Ten policemen and four militants were killed in the ensuing clashes, which continued until Monday morning, when military helicopters arrived, helping to regain control.

By that time, hundreds of inmates had succeeded in fleeing Abu Ghraib, the prison made notorious a decade ago by photographs showing abuse of prisoners by U.S. soldiers.

“The number of escaped inmates has reached 500, most of them were convicted senior members of al Qaeda and had received death sentences,” Hakim Al-Zamili, a senior member of the security and defense committee in parliament, told Reuters.

“The security forces arrested some of them, but the rest are still free.”

One security official told Reuters on condition of anonymity: “It’s obviously a terrorist attack carried out by al Qaeda to free convicted terrorists with al Qaeda.”

A simultaneous attack on another prison, in Taji, around 20 km (12 miles) north of Baghdad, followed a similar pattern, but guards managed to prevent any inmates escaping. Sixteen soldiers and six militants were killed.

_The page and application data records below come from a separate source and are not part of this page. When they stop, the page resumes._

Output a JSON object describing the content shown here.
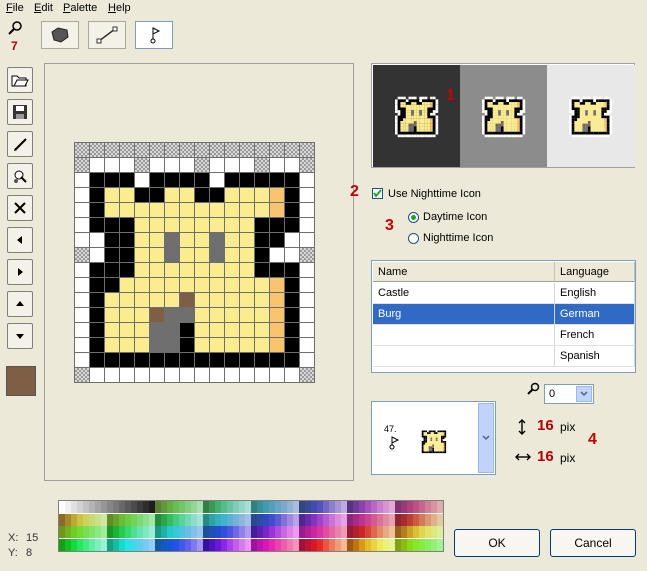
{
  "menu": {
    "file": "File",
    "edit": "Edit",
    "palette": "Palette",
    "help": "Help"
  },
  "toolbar": {
    "zoom_value": "7",
    "tools": [
      "shape-fill-tool",
      "line-tool",
      "flag-tool"
    ]
  },
  "side_buttons": [
    "open",
    "save",
    "pencil",
    "fill",
    "clear",
    "left",
    "right",
    "up",
    "down"
  ],
  "current_color": "#7E5E44",
  "annotations": {
    "n1": "1",
    "n2": "2",
    "n3": "3",
    "n4": "4"
  },
  "preview": {
    "backgrounds": [
      "#333333",
      "#8C8C8C",
      "#E8E8E8"
    ]
  },
  "options": {
    "use_nighttime_label": "Use Nighttime Icon",
    "use_nighttime_checked": true,
    "daytime_label": "Daytime Icon",
    "nighttime_label": "Nighttime Icon",
    "selected_mode": "daytime"
  },
  "lang_table": {
    "col_name": "Name",
    "col_language": "Language",
    "rows": [
      {
        "name": "Castle",
        "language": "English",
        "selected": false
      },
      {
        "name": "Burg",
        "language": "German",
        "selected": true
      },
      {
        "name": "",
        "language": "French",
        "selected": false
      },
      {
        "name": "",
        "language": "Spanish",
        "selected": false
      }
    ]
  },
  "zoom_select": {
    "value": "0"
  },
  "icon_list": {
    "item_index": "47."
  },
  "size": {
    "height_value": "16",
    "width_value": "16",
    "unit": "pix"
  },
  "coords": {
    "x_label": "X:",
    "x_value": "15",
    "y_label": "Y:",
    "y_value": "8"
  },
  "buttons": {
    "ok": "OK",
    "cancel": "Cancel"
  },
  "pixel_colors": {
    "W": "#FFFFFF",
    "K": "#000000",
    "Y": "#FBEC8F",
    "O": "#F8C470",
    "G": "#6F6F6F",
    "B": "#7E5E44",
    "T": "transparent"
  },
  "pixel_rows": [
    "TTTTTTTTTTTTTTTT",
    "TWWWTWWWTWWWTWWT",
    "WKKKWKKKKWKKKKKW",
    "WKYYKKYYKKYYYOKW",
    "WKYYYYYYYYYYYOKW",
    "WKKKYYYYYYYYKKKW",
    "WWKKYYGYYGYYKKWW",
    "TWKKYYGYYGYYKWWT",
    "WKKKYYYYYYYYKKKW",
    "WKKYYYYYYYYYYOKW",
    "WKYYYYYBYYYYYOKW",
    "WKYYYBGGYYYYYOKW",
    "WKYYYGGKYYYYYOKW",
    "WKYYYGGKYYYYYOKW",
    "WKKKKKKKKKKKKKKW",
    "TWWWWWWWWWWWWWWT"
  ]
}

Sunni insurgents, including the al Qaeda-affiliated Islamic State of Iraq, have been regaining strength in recent months and striking on an almost daily basis against Shi’ite Muslims and security forces among other targets.

The violence has raised fears of a return to full-blown conflict in a country where Kurds, Shi’ite and Sunni Muslims have yet to find a stable way of sharing power.

In the northern city of Mosul, 390 km (240 miles) north of Baghdad, a suicide bomber detonated a vehicle packed with explosives behind a military convoy in the eastern Kokchali district, killing at least 22 soldiers and three passers-by, police said.

Suicide bombings are the hallmark of al Qaeda, which has been regrouping in Mosul, Iraq’s third-largest city and capital of the Sunni-dominated Nineveh province.

A separate attack in western Mosul killed four policemen, police said.

Relations between Islam’s two main denominations have been put under further strain from the civil war in Syria, which has drawn in Shi’ite and Sunni fighters from Iraq and beyond to fight against each other.

Recent attacks have targeted mosques, amateur football matches, shopping areas and cafes where people gather to socialize after breaking their daily fast for the holy Muslim month of Ramadan.

Nearly 600 people have been killed in militant attacks across Iraq so far this month, according to violence monitoring group Iraq Body Count.

That is still well below the height of bloodletting in 2006-07, when the monthly death toll sometimes exceeded 3,000.

(Additional reporting by Ahmed Rasheed and Suadad al-Salhy in Baghdad; Writing by Isabel Coles; Editing by Robin Pomeroy)

Source: Reuters.